A float depicting President Obama with his hat topped off by a man dressed as AlQaeda leader Osama bin Laden, entitled 'Barack-Adabra and the Great Circus of the Fleas' is shown at the traditional carnival parade in Viareggio, Italy, Sunday.
Snowfall totals from the winter storm are expected to be 2 feet and higher in parts of New England. New York City got 9 inches of the white stuff. Transportation havoc ensues, especially at airports.
The New York area's JFK airport, LaGuardia airport, and Liberty airport all shut down after Christmas.
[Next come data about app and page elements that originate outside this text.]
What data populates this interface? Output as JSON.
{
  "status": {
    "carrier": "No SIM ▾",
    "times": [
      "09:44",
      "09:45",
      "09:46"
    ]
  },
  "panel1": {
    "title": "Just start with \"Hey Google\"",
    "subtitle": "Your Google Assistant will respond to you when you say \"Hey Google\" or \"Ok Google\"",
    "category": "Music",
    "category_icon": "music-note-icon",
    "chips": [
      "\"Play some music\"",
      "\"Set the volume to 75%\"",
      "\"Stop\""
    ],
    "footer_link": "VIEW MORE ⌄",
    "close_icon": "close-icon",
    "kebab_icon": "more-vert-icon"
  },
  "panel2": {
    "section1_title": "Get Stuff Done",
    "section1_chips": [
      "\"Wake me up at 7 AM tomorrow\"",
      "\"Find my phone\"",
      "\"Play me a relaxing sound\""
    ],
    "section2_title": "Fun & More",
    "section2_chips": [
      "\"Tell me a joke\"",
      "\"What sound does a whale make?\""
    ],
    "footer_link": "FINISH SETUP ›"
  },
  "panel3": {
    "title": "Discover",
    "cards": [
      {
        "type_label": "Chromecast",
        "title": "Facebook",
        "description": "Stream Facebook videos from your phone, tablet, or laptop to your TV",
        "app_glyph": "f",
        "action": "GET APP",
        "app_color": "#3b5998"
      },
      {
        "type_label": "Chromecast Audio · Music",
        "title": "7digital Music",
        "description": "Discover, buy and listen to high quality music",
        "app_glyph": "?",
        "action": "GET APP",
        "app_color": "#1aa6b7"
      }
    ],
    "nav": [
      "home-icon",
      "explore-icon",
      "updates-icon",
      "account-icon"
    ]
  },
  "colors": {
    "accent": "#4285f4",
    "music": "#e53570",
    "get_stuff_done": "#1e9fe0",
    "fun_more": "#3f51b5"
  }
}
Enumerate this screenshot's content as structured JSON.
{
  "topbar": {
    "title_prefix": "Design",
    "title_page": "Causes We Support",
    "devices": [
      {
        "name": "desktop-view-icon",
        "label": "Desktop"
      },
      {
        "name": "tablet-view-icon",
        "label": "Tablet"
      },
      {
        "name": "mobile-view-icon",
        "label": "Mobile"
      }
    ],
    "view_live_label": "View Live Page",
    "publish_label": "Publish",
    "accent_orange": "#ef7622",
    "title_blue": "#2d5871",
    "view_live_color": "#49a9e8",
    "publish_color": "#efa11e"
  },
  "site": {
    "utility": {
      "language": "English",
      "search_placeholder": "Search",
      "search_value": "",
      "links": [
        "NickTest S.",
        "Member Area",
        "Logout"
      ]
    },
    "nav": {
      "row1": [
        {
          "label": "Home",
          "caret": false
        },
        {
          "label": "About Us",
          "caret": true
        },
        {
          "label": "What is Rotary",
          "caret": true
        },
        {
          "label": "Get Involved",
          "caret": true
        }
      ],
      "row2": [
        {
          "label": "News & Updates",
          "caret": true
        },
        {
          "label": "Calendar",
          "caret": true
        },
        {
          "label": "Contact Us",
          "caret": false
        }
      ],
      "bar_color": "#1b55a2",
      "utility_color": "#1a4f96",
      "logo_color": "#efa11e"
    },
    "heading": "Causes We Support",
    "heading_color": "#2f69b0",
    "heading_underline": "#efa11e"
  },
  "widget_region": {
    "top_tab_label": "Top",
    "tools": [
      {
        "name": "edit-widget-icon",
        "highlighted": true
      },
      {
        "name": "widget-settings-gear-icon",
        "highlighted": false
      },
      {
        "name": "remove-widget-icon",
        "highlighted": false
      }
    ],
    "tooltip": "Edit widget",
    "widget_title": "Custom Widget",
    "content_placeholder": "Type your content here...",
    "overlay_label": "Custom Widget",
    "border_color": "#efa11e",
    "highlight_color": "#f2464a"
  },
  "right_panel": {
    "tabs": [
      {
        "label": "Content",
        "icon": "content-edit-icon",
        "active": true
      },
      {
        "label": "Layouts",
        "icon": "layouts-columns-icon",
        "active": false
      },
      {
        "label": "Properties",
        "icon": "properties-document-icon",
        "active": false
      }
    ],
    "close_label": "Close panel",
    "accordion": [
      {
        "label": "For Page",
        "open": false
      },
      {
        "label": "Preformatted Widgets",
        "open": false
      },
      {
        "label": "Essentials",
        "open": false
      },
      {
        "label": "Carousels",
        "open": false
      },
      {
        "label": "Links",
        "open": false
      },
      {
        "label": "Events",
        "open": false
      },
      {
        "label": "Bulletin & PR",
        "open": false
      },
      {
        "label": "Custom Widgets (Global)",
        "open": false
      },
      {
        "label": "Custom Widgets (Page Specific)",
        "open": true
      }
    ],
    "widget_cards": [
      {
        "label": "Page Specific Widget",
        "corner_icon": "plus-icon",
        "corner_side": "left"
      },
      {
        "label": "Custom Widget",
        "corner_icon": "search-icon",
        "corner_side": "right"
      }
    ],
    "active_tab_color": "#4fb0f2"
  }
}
Despite a winter weather advisory, the airports hope to open Monday.
Boston's Logan Airport and others nationwide saw no huge 'Opt-Out-Day' boycotts. A few passengers opted out of the scanners, but not enough to cause problems.
Car rentals and rental agency shuttle buses produce lots of emissions at airports around the US. One company could face stiff fines for excessive shuttle bus idling at two New England airports in particular.